Count every line that includes the string "screenshot" in the entries that follow. Nothing besides the number is needed.
(Dataset records)
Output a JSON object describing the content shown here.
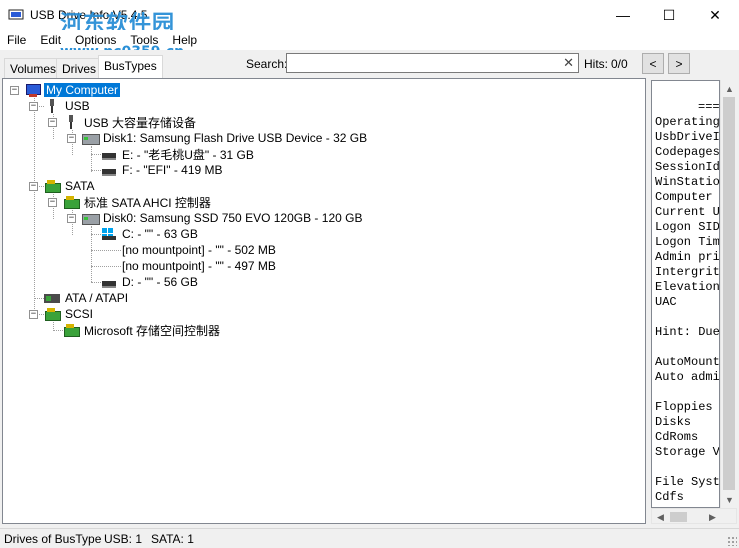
{
  "window": {
    "title": "USB Drive Info V5.4.5",
    "watermark_text": "河东软件园",
    "watermark_url": "www.pc0359.cn",
    "minimize_glyph": "—",
    "maximize_glyph": "☐",
    "close_glyph": "✕"
  },
  "menu": [
    "File",
    "Edit",
    "Options",
    "Tools",
    "Help"
  ],
  "tabs": [
    {
      "label": "Volumes",
      "active": false
    },
    {
      "label": "Drives",
      "active": false
    },
    {
      "label": "BusTypes",
      "active": true
    }
  ],
  "search": {
    "label": "Search:",
    "value": "",
    "clear_glyph": "✕",
    "hits_label": "Hits:",
    "hits_value": "0/0",
    "prev_glyph": "<",
    "next_glyph": ">"
  },
  "tree": {
    "root": "My Computer",
    "usb_bus": "USB",
    "usb_controller": "USB 大容量存储设备",
    "usb_disk": "Disk1: Samsung Flash Drive USB Device - 32 GB",
    "usb_vol_e": "E: - \"老毛桃U盘\" - 31 GB",
    "usb_vol_f": "F: - \"EFI\" - 419 MB",
    "sata_bus": "SATA",
    "sata_controller": "标准 SATA AHCI 控制器",
    "sata_disk": "Disk0: Samsung SSD 750 EVO 120GB - 120 GB",
    "sata_vol_c": "C: - \"\" - 63 GB",
    "sata_vol_nm1": "[no mountpoint] - \"\" - 502 MB",
    "sata_vol_nm2": "[no mountpoint] - \"\" - 497 MB",
    "sata_vol_d": "D: - \"\" - 56 GB",
    "ata_bus": "ATA / ATAPI",
    "scsi_bus": "SCSI",
    "scsi_controller": "Microsoft 存储空间控制器"
  },
  "info_panel": {
    "lines": [
      "===",
      "Operating",
      "UsbDriveI",
      "Codepages",
      "SessionId",
      "WinStatio",
      "Computer",
      "Current U",
      "Logon SID",
      "Logon Tim",
      "Admin pri",
      "Intergrit",
      "Elevation",
      "UAC",
      "",
      "Hint: Due",
      "",
      "AutoMount",
      "Auto admi",
      "",
      "Floppies",
      "Disks",
      "CdRoms",
      "Storage V",
      "",
      "File Syst",
      "Cdfs"
    ]
  },
  "status": {
    "left": "Drives of BusType",
    "usb": "USB: 1",
    "sata": "SATA: 1"
  }
}
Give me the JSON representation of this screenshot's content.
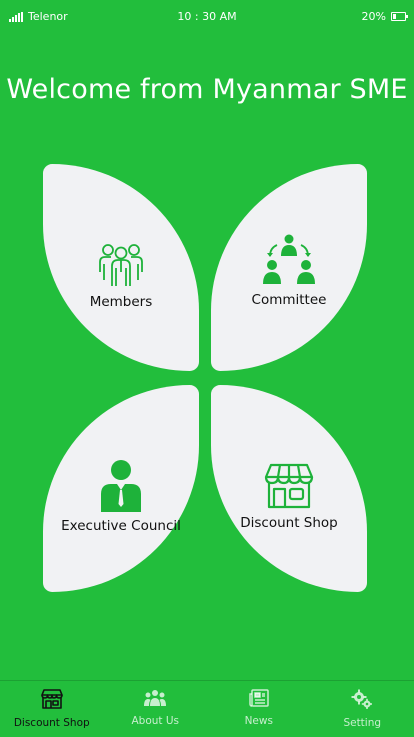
{
  "status_bar": {
    "carrier": "Telenor",
    "time": "10 : 30 AM",
    "battery": "20%"
  },
  "welcome": {
    "title": "Welcome from Myanmar SME"
  },
  "tiles": {
    "members": {
      "label": "Members",
      "icon": "members-icon"
    },
    "committee": {
      "label": "Committee",
      "icon": "committee-icon"
    },
    "executive_council": {
      "label": "Executive Council",
      "icon": "executive-council-icon"
    },
    "discount_shop": {
      "label": "Discount Shop",
      "icon": "shop-icon"
    }
  },
  "tabbar": {
    "active": "discount_shop",
    "items": [
      {
        "id": "discount_shop",
        "label": "Discount Shop",
        "icon": "shop-icon"
      },
      {
        "id": "about_us",
        "label": "About Us",
        "icon": "group-icon"
      },
      {
        "id": "news",
        "label": "News",
        "icon": "newspaper-icon"
      },
      {
        "id": "setting",
        "label": "Setting",
        "icon": "gears-icon"
      }
    ]
  },
  "colors": {
    "background": "#22be3c",
    "tile": "#f1f2f4",
    "icon_green": "#1eb23a"
  }
}
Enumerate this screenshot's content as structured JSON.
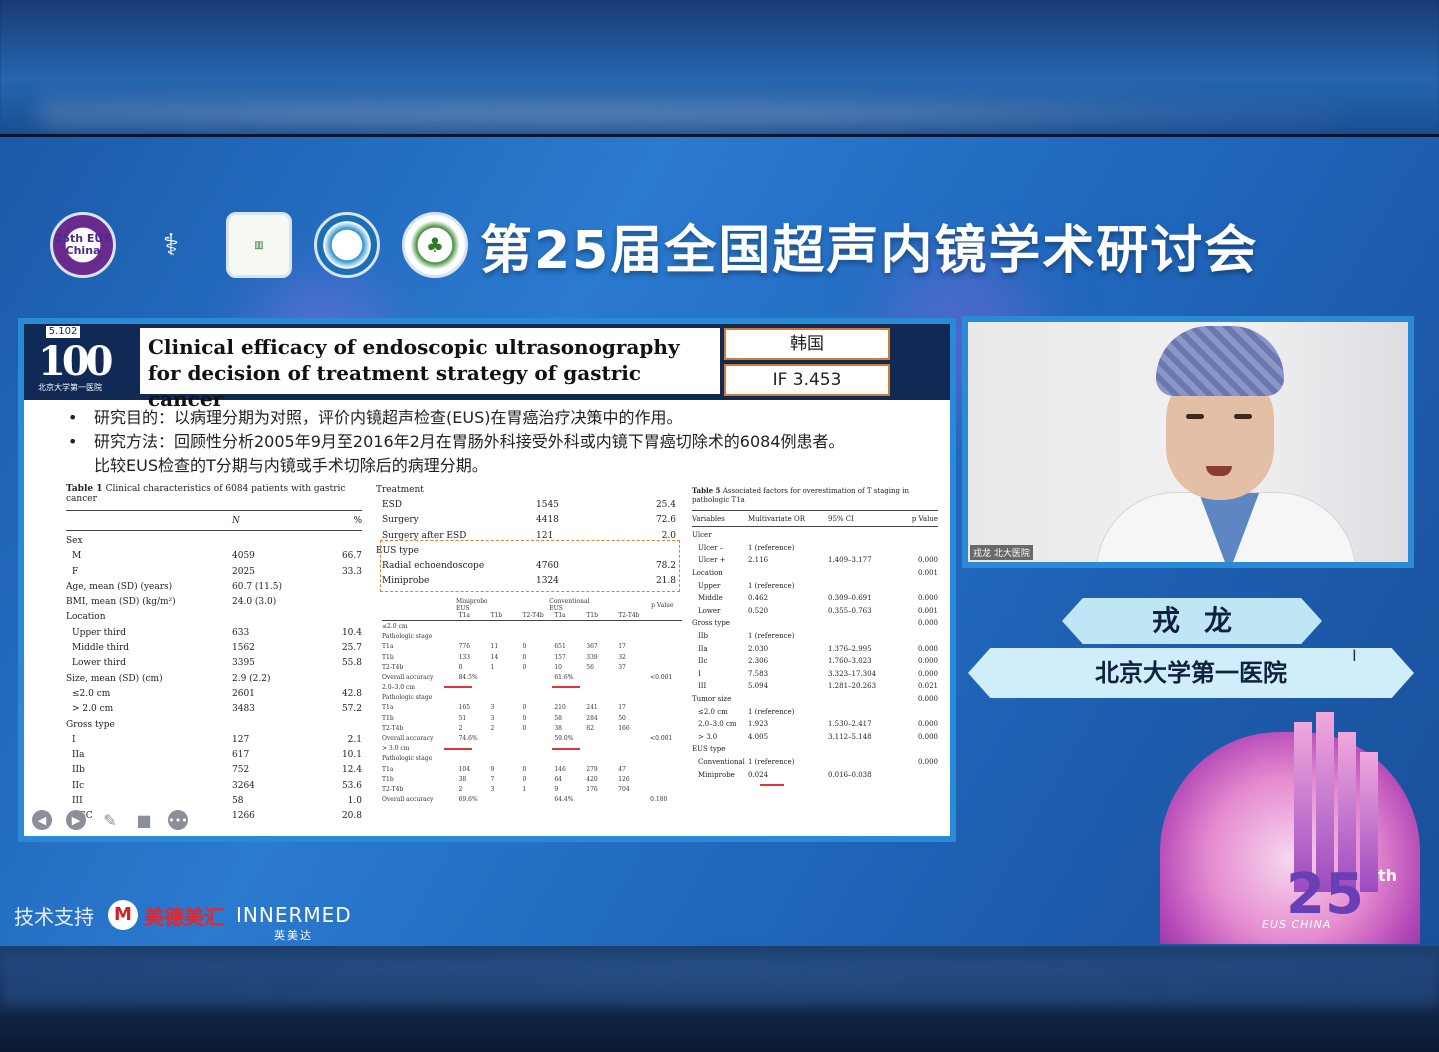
{
  "conference": {
    "title": "第25届全国超声内镜学术研讨会",
    "logo1_text": "25th EUS China",
    "logo25_number": "25",
    "logo25_suffix": "th",
    "logo25_caption": "EUS CHINA"
  },
  "slide": {
    "corner_badge": "5.102",
    "brand_mark": "100",
    "brand_sub": "北京大学第一医院",
    "paper_title": "Clinical efficacy of endoscopic ultrasonography for decision of treatment strategy of gastric cancer",
    "country": "韩国",
    "impact_factor": "IF 3.453",
    "bullets": [
      "研究目的：以病理分期为对照，评价内镜超声检查(EUS)在胃癌治疗决策中的作用。",
      "研究方法：回顾性分析2005年9月至2016年2月在胃肠外科接受外科或内镜下胃癌切除术的6084例患者。"
    ],
    "bullet2_cont": "比较EUS检查的T分期与内镜或手术切除后的病理分期。",
    "table1": {
      "caption_bold": "Table 1",
      "caption_rest": "Clinical characteristics of 6084 patients with gastric cancer",
      "headers": [
        "",
        "N",
        "%"
      ],
      "rows": [
        {
          "label": "Sex",
          "n": "",
          "p": "",
          "indent": 0
        },
        {
          "label": "M",
          "n": "4059",
          "p": "66.7",
          "indent": 1
        },
        {
          "label": "F",
          "n": "2025",
          "p": "33.3",
          "indent": 1
        },
        {
          "label": "Age, mean (SD) (years)",
          "n": "60.7 (11.5)",
          "p": "",
          "indent": 0
        },
        {
          "label": "BMI, mean (SD) (kg/m²)",
          "n": "24.0 (3.0)",
          "p": "",
          "indent": 0
        },
        {
          "label": "Location",
          "n": "",
          "p": "",
          "indent": 0
        },
        {
          "label": "Upper third",
          "n": "633",
          "p": "10.4",
          "indent": 1
        },
        {
          "label": "Middle third",
          "n": "1562",
          "p": "25.7",
          "indent": 1
        },
        {
          "label": "Lower third",
          "n": "3395",
          "p": "55.8",
          "indent": 1
        },
        {
          "label": "Size, mean (SD) (cm)",
          "n": "2.9 (2.2)",
          "p": "",
          "indent": 0
        },
        {
          "label": "≤2.0 cm",
          "n": "2601",
          "p": "42.8",
          "indent": 1
        },
        {
          "label": "> 2.0 cm",
          "n": "3483",
          "p": "57.2",
          "indent": 1
        },
        {
          "label": "Gross type",
          "n": "",
          "p": "",
          "indent": 0
        },
        {
          "label": "I",
          "n": "127",
          "p": "2.1",
          "indent": 1
        },
        {
          "label": "IIa",
          "n": "617",
          "p": "10.1",
          "indent": 1
        },
        {
          "label": "IIb",
          "n": "752",
          "p": "12.4",
          "indent": 1
        },
        {
          "label": "IIc",
          "n": "3264",
          "p": "53.6",
          "indent": 1
        },
        {
          "label": "III",
          "n": "58",
          "p": "1.0",
          "indent": 1
        },
        {
          "label": "AGC",
          "n": "1266",
          "p": "20.8",
          "indent": 1
        }
      ]
    },
    "table1_cont": {
      "rows": [
        {
          "label": "Treatment",
          "n": "",
          "p": "",
          "indent": 0
        },
        {
          "label": "ESD",
          "n": "1545",
          "p": "25.4",
          "indent": 1
        },
        {
          "label": "Surgery",
          "n": "4418",
          "p": "72.6",
          "indent": 1
        },
        {
          "label": "Surgery after ESD",
          "n": "121",
          "p": "2.0",
          "indent": 1
        },
        {
          "label": "EUS type",
          "n": "",
          "p": "",
          "indent": 0
        },
        {
          "label": "Radial echoendoscope",
          "n": "4760",
          "p": "78.2",
          "indent": 1
        },
        {
          "label": "Miniprobe",
          "n": "1324",
          "p": "21.8",
          "indent": 1
        }
      ]
    },
    "table4": {
      "headers": [
        "",
        "Miniprobe EUS",
        "",
        "",
        "Conventional EUS",
        "",
        "",
        "p Value"
      ],
      "subheaders": [
        "",
        "T1a",
        "T1b",
        "T2-T4b",
        "T1a",
        "T1b",
        "T2-T4b",
        ""
      ],
      "rows": [
        [
          "≤2.0 cm",
          "",
          "",
          "",
          "",
          "",
          "",
          ""
        ],
        [
          "Pathologic stage",
          "",
          "",
          "",
          "",
          "",
          "",
          ""
        ],
        [
          "T1a",
          "776",
          "11",
          "0",
          "651",
          "367",
          "17",
          ""
        ],
        [
          "T1b",
          "133",
          "14",
          "0",
          "157",
          "339",
          "32",
          ""
        ],
        [
          "T2-T4b",
          "0",
          "1",
          "0",
          "10",
          "56",
          "37",
          ""
        ],
        [
          "Overall accuracy",
          "84.5%",
          "",
          "",
          "61.6%",
          "",
          "",
          "<0.001"
        ],
        [
          "2.0–3.0 cm",
          "",
          "",
          "",
          "",
          "",
          "",
          ""
        ],
        [
          "Pathologic stage",
          "",
          "",
          "",
          "",
          "",
          "",
          ""
        ],
        [
          "T1a",
          "165",
          "3",
          "0",
          "210",
          "241",
          "17",
          ""
        ],
        [
          "T1b",
          "51",
          "3",
          "0",
          "58",
          "284",
          "50",
          ""
        ],
        [
          "T2-T4b",
          "2",
          "2",
          "0",
          "38",
          "82",
          "166",
          ""
        ],
        [
          "Overall accuracy",
          "74.6%",
          "",
          "",
          "59.0%",
          "",
          "",
          "<0.001"
        ],
        [
          "> 3.0 cm",
          "",
          "",
          "",
          "",
          "",
          "",
          ""
        ],
        [
          "Pathologic stage",
          "",
          "",
          "",
          "",
          "",
          "",
          ""
        ],
        [
          "T1a",
          "104",
          "9",
          "0",
          "146",
          "279",
          "47",
          ""
        ],
        [
          "T1b",
          "38",
          "7",
          "0",
          "64",
          "420",
          "126",
          ""
        ],
        [
          "T2-T4b",
          "2",
          "3",
          "1",
          "9",
          "176",
          "704",
          ""
        ],
        [
          "Overall accuracy",
          "69.6%",
          "",
          "",
          "64.4%",
          "",
          "",
          "0.180"
        ]
      ]
    },
    "table5": {
      "caption_bold": "Table 5",
      "caption_rest": "Associated factors for overestimation of T staging in pathologic T1a",
      "headers": [
        "Variables",
        "Multivariate OR",
        "95% CI",
        "p Value"
      ],
      "rows": [
        {
          "label": "Ulcer",
          "or": "",
          "ci": "",
          "p": "",
          "indent": 0
        },
        {
          "label": "Ulcer –",
          "or": "1 (reference)",
          "ci": "",
          "p": "",
          "indent": 1
        },
        {
          "label": "Ulcer +",
          "or": "2.116",
          "ci": "1.409–3.177",
          "p": "0.000",
          "indent": 1
        },
        {
          "label": "Location",
          "or": "",
          "ci": "",
          "p": "0.001",
          "indent": 0
        },
        {
          "label": "Upper",
          "or": "1 (reference)",
          "ci": "",
          "p": "",
          "indent": 1
        },
        {
          "label": "Middle",
          "or": "0.462",
          "ci": "0.309–0.691",
          "p": "0.000",
          "indent": 1
        },
        {
          "label": "Lower",
          "or": "0.520",
          "ci": "0.355–0.763",
          "p": "0.001",
          "indent": 1
        },
        {
          "label": "Gross type",
          "or": "",
          "ci": "",
          "p": "0.000",
          "indent": 0
        },
        {
          "label": "IIb",
          "or": "1 (reference)",
          "ci": "",
          "p": "",
          "indent": 1
        },
        {
          "label": "IIa",
          "or": "2.030",
          "ci": "1.376–2.995",
          "p": "0.000",
          "indent": 1
        },
        {
          "label": "IIc",
          "or": "2.306",
          "ci": "1.760–3.023",
          "p": "0.000",
          "indent": 1
        },
        {
          "label": "I",
          "or": "7.583",
          "ci": "3.323–17.304",
          "p": "0.000",
          "indent": 1
        },
        {
          "label": "III",
          "or": "5.094",
          "ci": "1.281–20.263",
          "p": "0.021",
          "indent": 1
        },
        {
          "label": "Tumor size",
          "or": "",
          "ci": "",
          "p": "0.000",
          "indent": 0
        },
        {
          "label": "≤2.0 cm",
          "or": "1 (reference)",
          "ci": "",
          "p": "",
          "indent": 1
        },
        {
          "label": "2.0–3.0 cm",
          "or": "1.923",
          "ci": "1.530–2.417",
          "p": "0.000",
          "indent": 1
        },
        {
          "label": "> 3.0",
          "or": "4.005",
          "ci": "3.112–5.148",
          "p": "0.000",
          "indent": 1
        },
        {
          "label": "EUS type",
          "or": "",
          "ci": "",
          "p": "",
          "indent": 0
        },
        {
          "label": "Conventional",
          "or": "1 (reference)",
          "ci": "",
          "p": "0.000",
          "indent": 1
        },
        {
          "label": "Miniprobe",
          "or": "0.024",
          "ci": "0.016–0.038",
          "p": "",
          "indent": 1
        }
      ]
    },
    "toolbar": [
      "back-icon",
      "forward-icon",
      "pen-icon",
      "camera-icon",
      "more-icon"
    ]
  },
  "speaker": {
    "video_label": "戎龙 北大医院",
    "name": "戎龙",
    "hospital": "北京大学第一医院"
  },
  "sponsor": {
    "label": "技术支持",
    "brand1_icon": "M",
    "brand1": "美德美汇",
    "brand2": "INNERMED",
    "brand2_cn": "英美达"
  },
  "colors": {
    "accent_blue": "#2b8ad6",
    "slide_header": "#102a55",
    "highlight_orange": "#d9833a",
    "underline_red": "#e0333a"
  }
}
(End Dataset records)
Response to the exercise:
2